Exercise materials
────────

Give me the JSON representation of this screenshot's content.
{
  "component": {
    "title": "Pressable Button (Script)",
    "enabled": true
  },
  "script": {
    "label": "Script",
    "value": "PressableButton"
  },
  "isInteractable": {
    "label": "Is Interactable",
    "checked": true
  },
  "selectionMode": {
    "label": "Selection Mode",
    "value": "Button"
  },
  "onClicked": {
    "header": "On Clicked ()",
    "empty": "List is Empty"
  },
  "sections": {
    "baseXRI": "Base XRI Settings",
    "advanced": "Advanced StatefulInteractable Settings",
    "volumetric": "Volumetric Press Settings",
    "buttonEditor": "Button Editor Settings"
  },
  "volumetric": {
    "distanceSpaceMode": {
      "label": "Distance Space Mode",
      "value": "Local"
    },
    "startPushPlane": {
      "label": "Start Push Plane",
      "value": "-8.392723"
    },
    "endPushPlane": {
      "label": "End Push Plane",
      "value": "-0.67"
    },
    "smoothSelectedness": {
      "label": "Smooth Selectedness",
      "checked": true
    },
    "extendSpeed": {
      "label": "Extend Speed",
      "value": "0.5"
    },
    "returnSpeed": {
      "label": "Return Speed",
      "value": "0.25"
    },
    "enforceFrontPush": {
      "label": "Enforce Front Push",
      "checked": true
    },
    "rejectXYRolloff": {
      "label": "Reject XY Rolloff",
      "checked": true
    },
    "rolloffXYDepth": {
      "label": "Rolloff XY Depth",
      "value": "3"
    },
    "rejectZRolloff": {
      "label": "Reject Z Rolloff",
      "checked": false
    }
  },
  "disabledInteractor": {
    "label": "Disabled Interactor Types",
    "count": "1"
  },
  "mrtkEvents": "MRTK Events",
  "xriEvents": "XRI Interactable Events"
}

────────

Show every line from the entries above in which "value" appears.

    "value": "PressableButton"
    "value": "Button"
      "value": "Local"
      "value": "-8.392723"
      "value": "-0.67"
      "value": "0.5"
      "value": "0.25"
      "value": "3"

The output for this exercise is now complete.